Wellink: Dutch economy recovering slowly
27 May 2004
AMSTERDAM — Recovery of the Dutch economy is being held back because the Netherlands is not benefiting as much as it should from revitalisation in the global market, the president of the Dutch Central Bank (DNB) said Thursday.
In his assessment of the Dutch economy in 2003, Nout Wellink warned Dutch business had to improve its competitiveness to speed up the economic upturn.
Wellink also expressed concerned about the prospect of wage increases now that negotiations between the social partners and the government about reforming the pre-pension system had broken down, RTL News said.
He said labour unions would have to act responsibility and keep to the nullijn — meaning keeping wage demands to 0 percent.
“Some 54,000 people have joined the dole queue in recent months, the largest increase since the 1980s. I therefore make an urgent call on the unions to keep to the nullijn,” Wellink said.

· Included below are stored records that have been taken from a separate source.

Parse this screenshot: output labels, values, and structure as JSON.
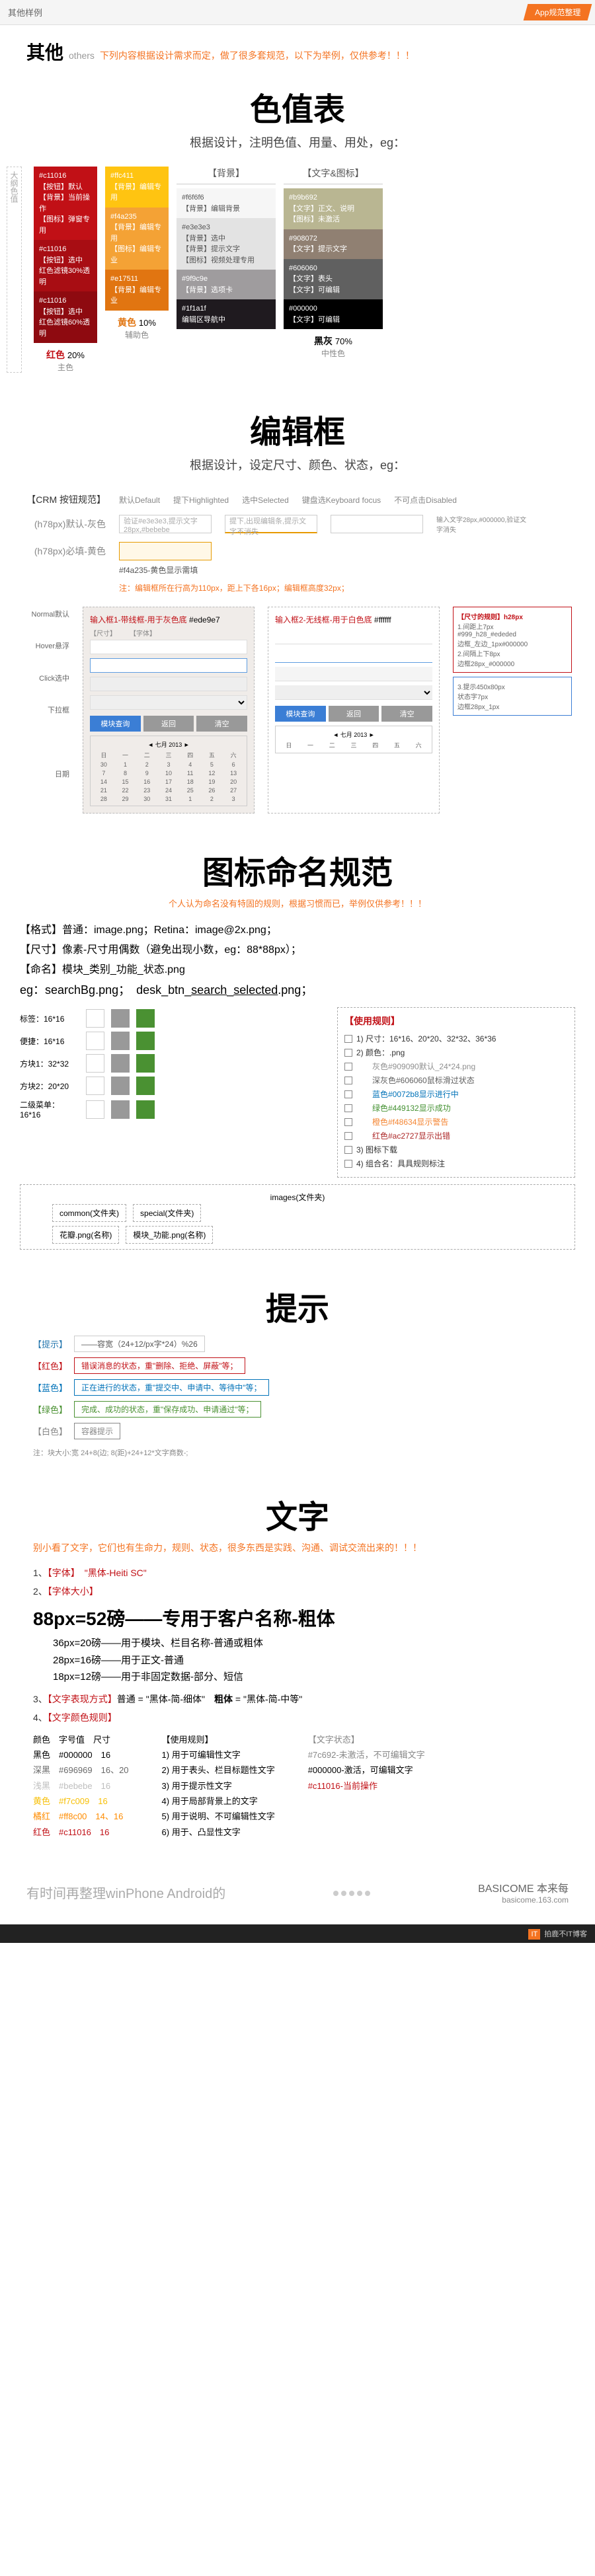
{
  "header": {
    "left": "其他样例",
    "right": "App规范整理"
  },
  "intro": {
    "cn": "其他",
    "en": "others",
    "note": "下列内容根据设计需求而定，做了很多套规范，以下为举例，仅供参考！！！"
  },
  "colorTable": {
    "title": "色值表",
    "sub": "根据设计，注明色值、用量、用处，eg：",
    "sideLabel": "大纲色值",
    "col1": [
      {
        "hex": "#c11016",
        "bg": "#c11016",
        "lines": [
          "【按钮】默认",
          "【背景】当前操作",
          "【图标】弹窗专用"
        ]
      },
      {
        "hex": "#c11016",
        "bg": "#a80d13",
        "lines": [
          "【按钮】选中",
          "红色滤镜30%透明"
        ]
      },
      {
        "hex": "#c11016",
        "bg": "#8e0a10",
        "lines": [
          "【按钮】选中",
          "红色滤镜60%透明"
        ]
      }
    ],
    "col1foot": {
      "name": "红色",
      "pct": "20%",
      "sub": "主色"
    },
    "col2": [
      {
        "hex": "#ffc411",
        "bg": "#ffc411",
        "lines": [
          "【背景】编辑专用"
        ]
      },
      {
        "hex": "#f4a235",
        "bg": "#f4a235",
        "lines": [
          "【背景】编辑专用",
          "【图标】编辑专业"
        ]
      },
      {
        "hex": "#e17511",
        "bg": "#e17511",
        "lines": [
          "【背景】编辑专业"
        ]
      }
    ],
    "col2foot": {
      "name": "黄色",
      "pct": "10%",
      "sub": "辅助色"
    },
    "headBg": "【背景】",
    "col3": [
      {
        "hex": "#f6f6f6",
        "bg": "#f6f6f6",
        "fg": "#555",
        "lines": [
          "【背景】编辑背景"
        ]
      },
      {
        "hex": "#e3e3e3",
        "bg": "#e3e3e3",
        "fg": "#555",
        "lines": [
          "【背景】选中",
          "【背景】提示文字",
          "【图标】视频处理专用"
        ]
      },
      {
        "hex": "#9f9c9e",
        "bg": "#9f9c9e",
        "lines": [
          "【背景】选项卡"
        ]
      },
      {
        "hex": "#1f1a1f",
        "bg": "#1f1a1f",
        "lines": [
          "编辑区导航中"
        ]
      }
    ],
    "headTxt": "【文字&图标】",
    "col4": [
      {
        "hex": "#b9b692",
        "bg": "#b9b692",
        "lines": [
          "【文字】正文、说明",
          "【图标】未激活"
        ]
      },
      {
        "hex": "#908072",
        "bg": "#908072",
        "lines": [
          "【文字】提示文字"
        ]
      },
      {
        "hex": "#606060",
        "bg": "#606060",
        "lines": [
          "【文字】表头",
          "【文字】可编辑"
        ]
      },
      {
        "hex": "#000000",
        "bg": "#000000",
        "lines": [
          "【文字】可编辑"
        ]
      }
    ],
    "col4foot": {
      "name": "黑灰",
      "pct": "70%",
      "sub": "中性色"
    }
  },
  "editBox": {
    "title": "编辑框",
    "sub": "根据设计，设定尺寸、颜色、状态，eg：",
    "crm": "【CRM 按钮规范】",
    "states": [
      "默认Default",
      "提下Highlighted",
      "选中Selected",
      "键盘选Keyboard focus",
      "不可点击Disabled"
    ],
    "r1": "(h78px)默认-灰色",
    "r1note": "验证#e3e3e3,提示文字28px,#bebebe",
    "r1note2": "提下,出现编辑条,提示文字不消失",
    "r1note3": "输入文字28px,#000000,验证文字消失",
    "r2": "(h78px)必填-黄色",
    "r2hex": "#f4a235-黄色显示需填",
    "note": "注：编辑框所在行高为110px，距上下各16px；编辑框高度32px；",
    "form1": {
      "title": "输入框1-带线框-用于灰色底",
      "bg": "#ede9e7",
      "btns": [
        "模块查询",
        "返回",
        "清空"
      ]
    },
    "form2": {
      "title": "输入框2-无线框-用于白色底",
      "bg": "#ffffff"
    },
    "labels": [
      "【尺寸】",
      "【字体】",
      "Normal默认",
      "Hover悬浮",
      "Click选中",
      "下拉框",
      "日期"
    ],
    "sideTitle": "【尺寸的规则】h28px",
    "sideLines": [
      "1.间距上7px",
      "#999_h28_#ededed",
      "边框_左边_1px#000000",
      "2.间隔上下8px",
      "边框28px_#000000",
      "3.提示450x80px",
      "状态字7px",
      "边框28px_1px"
    ]
  },
  "iconNaming": {
    "title": "图标命名规范",
    "note": "个人认为命名没有特固的规则，根据习惯而已，举例仅供参考！！！",
    "l1": "【格式】普通：image.png；Retina：image@2x.png；",
    "l2": "【尺寸】像素-尺寸用偶数（避免出现小数，eg：88*88px）；",
    "l3": "【命名】模块_类别_功能_状态.png",
    "eg": "eg：searchBg.png；　desk_btn_search_selected.png；",
    "leftRows": [
      {
        "label": "标签：16*16"
      },
      {
        "label": "便捷：16*16"
      },
      {
        "label": "方块1：32*32"
      },
      {
        "label": "方块2：20*20"
      },
      {
        "label": "二级菜单：16*16"
      }
    ],
    "rightTitle": "【使用规则】",
    "rightLi": [
      "1) 尺寸：16*16、20*20、32*32、36*36",
      "2) 颜色：.png",
      "　　灰色#909090默认_24*24.png",
      "　　深灰色#606060鼠标滑过状态",
      "　　蓝色#0072b8显示进行中",
      "　　绿色#449132显示成功",
      "　　橙色#f48634显示警告",
      "　　红色#ac2727显示出错",
      "3) 图标下载",
      "4) 组合名：具具规则标注"
    ],
    "tree": {
      "root": "images(文件夹)",
      "common": "common(文件夹)",
      "special": "special(文件夹)",
      "l": "花瓣.png(名称)",
      "r": "模块_功能.png(名称)"
    }
  },
  "tips": {
    "title": "提示",
    "rows": [
      {
        "lab": "【提示】",
        "txt": "——容宽（24+12/px字*24）%26"
      },
      {
        "lab": "【红色】",
        "txt": "错误消息的状态，重\"删除、拒绝、屏蔽\"等；",
        "color": "#c11016"
      },
      {
        "lab": "【蓝色】",
        "txt": "正在进行的状态，重\"提交中、申请中、等待中\"等；",
        "color": "#0072b8"
      },
      {
        "lab": "【绿色】",
        "txt": "完成、成功的状态，重\"保存成功、申请通过\"等；",
        "color": "#4a9132"
      },
      {
        "lab": "【白色】",
        "txt": "容器提示",
        "color": "#888"
      }
    ],
    "foot": "注：块大小:宽 24+8(边; 8(距)+24+12*文字商数-;"
  },
  "text": {
    "title": "文字",
    "note": "别小看了文字，它们也有生命力，规则、状态，很多东西是实践、沟通、调试交流出来的！！！",
    "li1": "【字体】　\"黑体-Heiti SC\"",
    "li2": "【字体大小】",
    "big": "88px=52磅——专用于客户名称-粗体",
    "sizes": [
      "36px=20磅——用于模块、栏目名称-普通或粗体",
      "28px=16磅——用于正文-普通",
      "18px=12磅——用于非固定数据-部分、短信"
    ],
    "li3": "【文字表现方式】普通 = \"黑体-简-细体\"　粗体 = \"黑体-简-中等\"",
    "li4": "【文字颜色规则】",
    "colorCols": {
      "c1": [
        "颜色　字号值　尺寸",
        "黑色　#000000　16",
        "深黑　#696969　16、20",
        "浅黑　#bebebe　16",
        "黄色　#f7c009　16",
        "橘红　#ff8c00　14、16",
        "红色　#c11016　16"
      ],
      "c2": [
        "【使用规则】",
        "1) 用于可编辑性文字",
        "2) 用于表头、栏目标题性文字",
        "3) 用于提示性文字",
        "4) 用于局部背景上的文字",
        "5) 用于说明、不可编辑性文字",
        "6) 用于、凸显性文字"
      ],
      "c3": [
        "【文字状态】",
        "#7c692-未激活，不可编辑文字",
        "#000000-激活，可编辑文字",
        "#c11016-当前操作"
      ]
    }
  },
  "footer": {
    "left": "有时间再整理winPhone  Android的",
    "brand": "BASICOME 本来每",
    "sub": "basicome.163.com"
  },
  "bottomBar": "拍鹿不IT博客"
}
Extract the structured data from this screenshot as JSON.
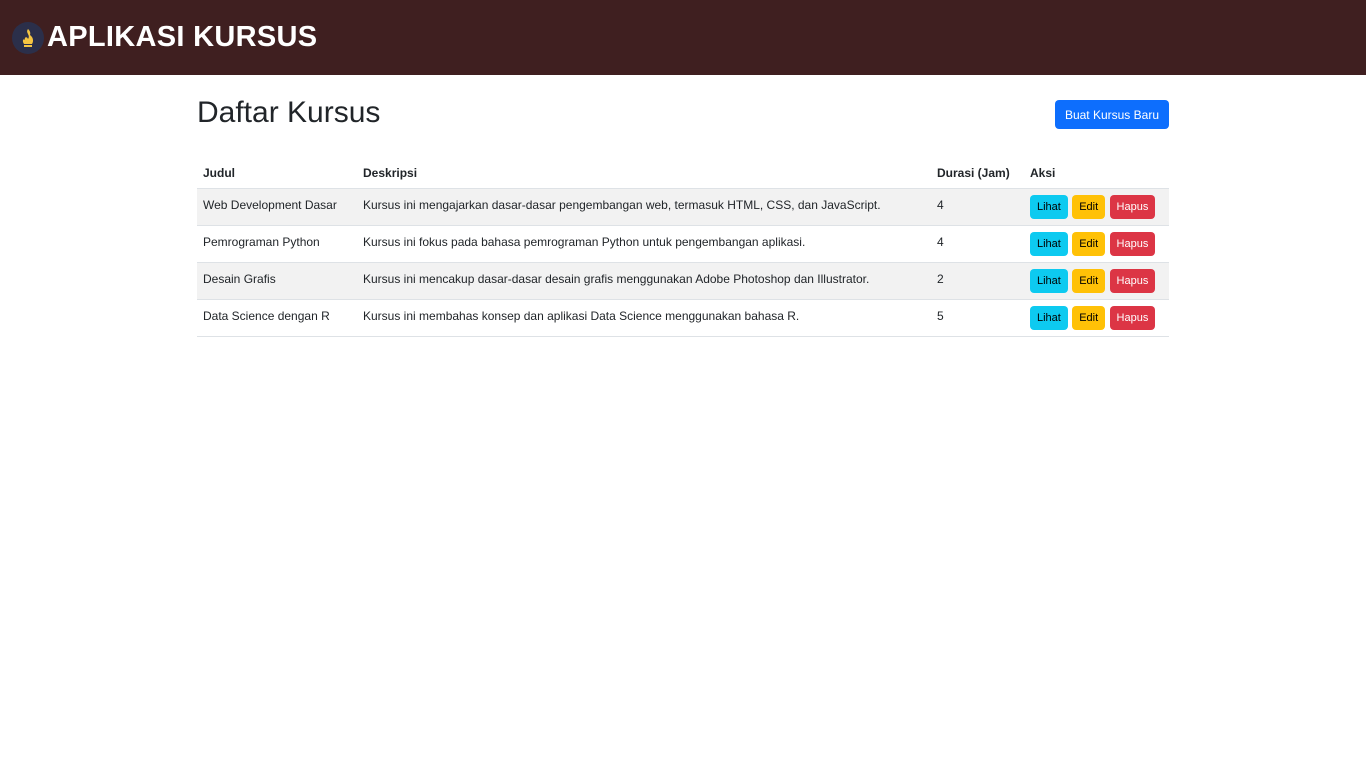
{
  "navbar": {
    "brand": "APLIKASI KURSUS",
    "logo_icon": "flame-icon"
  },
  "page": {
    "title": "Daftar Kursus",
    "create_button": "Buat Kursus Baru"
  },
  "table": {
    "headers": [
      "Judul",
      "Deskripsi",
      "Durasi (Jam)",
      "Aksi"
    ],
    "rows": [
      {
        "judul": "Web Development Dasar",
        "deskripsi": "Kursus ini mengajarkan dasar-dasar pengembangan web, termasuk HTML, CSS, dan JavaScript.",
        "durasi": "4"
      },
      {
        "judul": "Pemrograman Python",
        "deskripsi": "Kursus ini fokus pada bahasa pemrograman Python untuk pengembangan aplikasi.",
        "durasi": "4"
      },
      {
        "judul": "Desain Grafis",
        "deskripsi": "Kursus ini mencakup dasar-dasar desain grafis menggunakan Adobe Photoshop dan Illustrator.",
        "durasi": "2"
      },
      {
        "judul": "Data Science dengan R",
        "deskripsi": "Kursus ini membahas konsep dan aplikasi Data Science menggunakan bahasa R.",
        "durasi": "5"
      }
    ],
    "actions": {
      "view": "Lihat",
      "edit": "Edit",
      "delete": "Hapus"
    }
  },
  "colors": {
    "navbar": "#3f1f20",
    "primary": "#0d6efd",
    "info": "#0dcaf0",
    "warning": "#ffc107",
    "danger": "#dc3545"
  }
}
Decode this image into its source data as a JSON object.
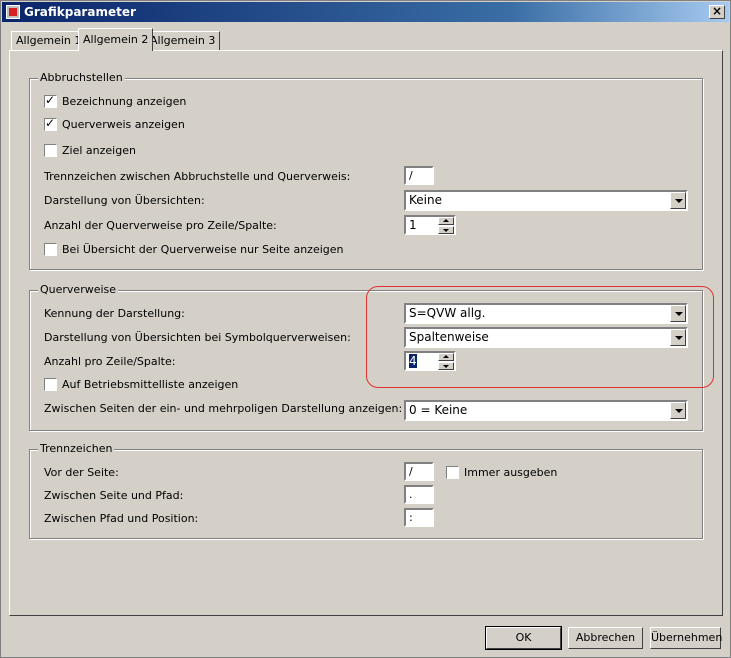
{
  "window": {
    "title": "Grafikparameter",
    "close_label": "×"
  },
  "tabs": [
    {
      "label": "Allgemein 1"
    },
    {
      "label": "Allgemein 2"
    },
    {
      "label": "Allgemein 3"
    }
  ],
  "abbruchstellen": {
    "title": "Abbruchstellen",
    "bezeichnung_label": "Bezeichnung anzeigen",
    "bezeichnung_checked": true,
    "querverweis_label": "Querverweis anzeigen",
    "querverweis_checked": true,
    "ziel_label": "Ziel anzeigen",
    "ziel_checked": false,
    "trennzeichen_label": "Trennzeichen zwischen Abbruchstelle und Querverweis:",
    "trennzeichen_value": "/",
    "darstellung_label": "Darstellung von Übersichten:",
    "darstellung_value": "Keine",
    "anzahl_label": "Anzahl der Querverweise pro Zeile/Spalte:",
    "anzahl_value": "1",
    "uebersicht_label": "Bei Übersicht der Querverweise nur Seite anzeigen",
    "uebersicht_checked": false
  },
  "querverweise": {
    "title": "Querverweise",
    "kennung_label": "Kennung der Darstellung:",
    "kennung_value": "S=QVW allg.",
    "darstellung_label": "Darstellung von Übersichten bei Symbolquerverweisen:",
    "darstellung_value": "Spaltenweise",
    "anzahl_label": "Anzahl pro Zeile/Spalte:",
    "anzahl_value": "4",
    "betriebsmittel_label": "Auf Betriebsmittelliste anzeigen",
    "betriebsmittel_checked": false,
    "zwischen_label": "Zwischen Seiten der ein- und mehrpoligen Darstellung anzeigen:",
    "zwischen_value": "0 = Keine"
  },
  "trennzeichen": {
    "title": "Trennzeichen",
    "vor_label": "Vor der Seite:",
    "vor_value": "/",
    "immer_label": "Immer ausgeben",
    "immer_checked": false,
    "seite_pfad_label": "Zwischen Seite und Pfad:",
    "seite_pfad_value": ".",
    "pfad_position_label": "Zwischen Pfad und Position:",
    "pfad_position_value": ":"
  },
  "buttons": {
    "ok": "OK",
    "abbrechen": "Abbrechen",
    "uebernehmen": "Übernehmen"
  },
  "colors": {
    "titlebar": "#0a246a",
    "highlight": "#e03030",
    "face": "#d4d0c8"
  }
}
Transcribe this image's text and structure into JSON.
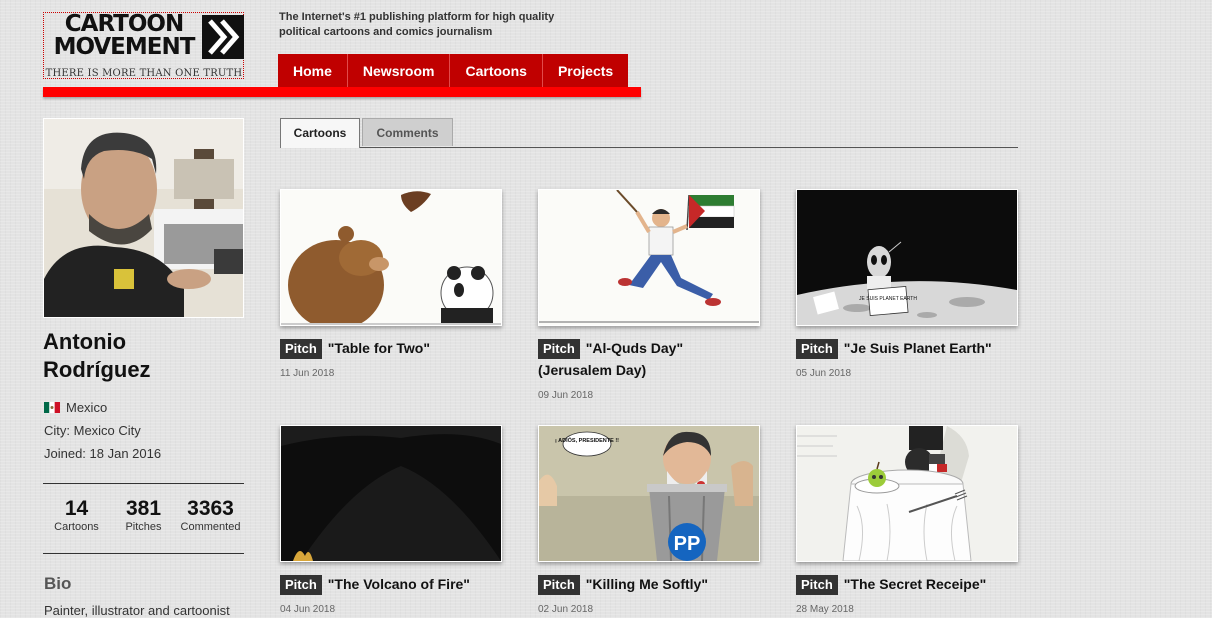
{
  "header": {
    "logo_line1": "CARTOON",
    "logo_line2": "MOVEMENT",
    "logo_tagline": "THERE IS MORE THAN ONE TRUTH",
    "tagline": "The Internet's #1 publishing platform for high quality political cartoons and comics journalism"
  },
  "nav": [
    "Home",
    "Newsroom",
    "Cartoons",
    "Projects"
  ],
  "profile": {
    "first_name": "Antonio",
    "last_name": "Rodríguez",
    "country": "Mexico",
    "city": "City: Mexico City",
    "joined": "Joined: 18 Jan 2016",
    "stats": [
      {
        "value": "14",
        "label": "Cartoons"
      },
      {
        "value": "381",
        "label": "Pitches"
      },
      {
        "value": "3363",
        "label": "Commented"
      }
    ],
    "bio_heading": "Bio",
    "bio_text": "Painter, illustrator and cartoonist"
  },
  "tabs": [
    "Cartoons",
    "Comments"
  ],
  "cards": [
    {
      "badge": "Pitch",
      "title": "\"Table for Two\"",
      "date": "11 Jun 2018"
    },
    {
      "badge": "Pitch",
      "title": "\"Al-Quds Day\" (Jerusalem Day)",
      "date": "09 Jun 2018"
    },
    {
      "badge": "Pitch",
      "title": "\"Je Suis Planet Earth\"",
      "date": "05 Jun 2018"
    },
    {
      "badge": "Pitch",
      "title": "\"The Volcano of Fire\"",
      "date": "04 Jun 2018"
    },
    {
      "badge": "Pitch",
      "title": "\"Killing Me Softly\"",
      "date": "02 Jun 2018"
    },
    {
      "badge": "Pitch",
      "title": "\"The Secret Receipe\"",
      "date": "28 May 2018"
    }
  ],
  "thumb_text": {
    "planet_sign": "JE SUIS PLANET EARTH",
    "bubble": "¡ ADIÓS, PRESIDENTE !!",
    "party_logo": "PP"
  },
  "colors": {
    "brand_red": "#c00000",
    "accent_red": "#ff0000",
    "badge": "#333333"
  }
}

The DNB president said unemployment levels in the Netherlands would not fall this year and might increase because retarded economic growth was only slowly the creation of new vacancies.
But he said the present situation differed to that of 20 years ago because the labour market was more flexible and that vacancies were being filled sooner.
Wellink also said that European Monetary Union had been a “success” in relation to price stability so far. He noted inflation in the euro-zone was at 1.7 percent in March, with the Dutch level below that.
But he voiced concern about the stability pact which underpins the value of the euro currency.
The pact commits member countries to keeping their budget deficits below 3 percent of Gross Domestic Product (GDP), but both France and Germany have ignored the rules by running higher deficits.
Dutch Finance Minister Gerrit Zalm severely criticised France and Germany, last year only to see the Netherlands end up in the same situation as its budget deficit rose above the 3 percent limit in 2003.
[Copyright Expatica News 2004]
Subject: Dutch news